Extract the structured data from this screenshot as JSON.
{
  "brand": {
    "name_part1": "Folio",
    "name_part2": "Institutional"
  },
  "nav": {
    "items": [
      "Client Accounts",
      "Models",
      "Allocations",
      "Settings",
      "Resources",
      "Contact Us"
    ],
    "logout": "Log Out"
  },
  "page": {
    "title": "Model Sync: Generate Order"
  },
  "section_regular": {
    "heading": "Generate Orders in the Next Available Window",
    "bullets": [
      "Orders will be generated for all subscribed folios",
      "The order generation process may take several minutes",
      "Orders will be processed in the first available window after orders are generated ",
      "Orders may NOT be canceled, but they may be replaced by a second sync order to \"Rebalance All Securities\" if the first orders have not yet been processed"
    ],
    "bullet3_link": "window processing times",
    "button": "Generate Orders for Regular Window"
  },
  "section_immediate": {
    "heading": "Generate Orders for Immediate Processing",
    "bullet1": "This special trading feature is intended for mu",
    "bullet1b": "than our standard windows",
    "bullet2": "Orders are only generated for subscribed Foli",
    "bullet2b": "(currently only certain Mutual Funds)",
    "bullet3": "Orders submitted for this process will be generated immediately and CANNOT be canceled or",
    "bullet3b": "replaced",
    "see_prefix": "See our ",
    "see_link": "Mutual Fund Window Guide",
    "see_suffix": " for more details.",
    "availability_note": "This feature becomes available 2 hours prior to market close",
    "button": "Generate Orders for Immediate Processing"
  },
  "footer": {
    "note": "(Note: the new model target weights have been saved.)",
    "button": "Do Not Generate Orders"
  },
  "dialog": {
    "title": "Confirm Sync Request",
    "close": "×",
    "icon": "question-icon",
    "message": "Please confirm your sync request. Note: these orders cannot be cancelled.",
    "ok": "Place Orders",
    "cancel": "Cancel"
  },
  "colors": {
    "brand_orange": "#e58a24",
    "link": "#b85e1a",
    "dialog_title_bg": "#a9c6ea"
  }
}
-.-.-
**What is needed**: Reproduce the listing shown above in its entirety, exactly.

**Expected answer**:
Extract the structured data from this screenshot as JSON.
{
  "brand": {
    "name_part1": "Folio",
    "name_part2": "Institutional"
  },
  "nav": {
    "items": [
      "Client Accounts",
      "Models",
      "Allocations",
      "Settings",
      "Resources",
      "Contact Us"
    ],
    "logout": "Log Out"
  },
  "page": {
    "title": "Model Sync: Generate Order"
  },
  "section_regular": {
    "heading": "Generate Orders in the Next Available Window",
    "bullets": [
      "Orders will be generated for all subscribed folios",
      "The order generation process may take several minutes",
      "Orders will be processed in the first available window after orders are generated ",
      "Orders may NOT be canceled, but they may be replaced by a second sync order to \"Rebalance All Securities\" if the first orders have not yet been processed"
    ],
    "bullet3_link": "window processing times",
    "button": "Generate Orders for Regular Window"
  },
  "section_immediate": {
    "heading": "Generate Orders for Immediate Processing",
    "bullet1": "This special trading feature is intended for mu",
    "bullet1b": "than our standard windows",
    "bullet2": "Orders are only generated for subscribed Foli",
    "bullet2b": "(currently only certain Mutual Funds)",
    "bullet3": "Orders submitted for this process will be generated immediately and CANNOT be canceled or",
    "bullet3b": "replaced",
    "see_prefix": "See our ",
    "see_link": "Mutual Fund Window Guide",
    "see_suffix": " for more details.",
    "availability_note": "This feature becomes available 2 hours prior to market close",
    "button": "Generate Orders for Immediate Processing"
  },
  "footer": {
    "note": "(Note: the new model target weights have been saved.)",
    "button": "Do Not Generate Orders"
  },
  "dialog": {
    "title": "Confirm Sync Request",
    "close": "×",
    "icon": "question-icon",
    "message": "Please confirm your sync request. Note: these orders cannot be cancelled.",
    "ok": "Place Orders",
    "cancel": "Cancel"
  },
  "colors": {
    "brand_orange": "#e58a24",
    "link": "#b85e1a",
    "dialog_title_bg": "#a9c6ea"
  }
}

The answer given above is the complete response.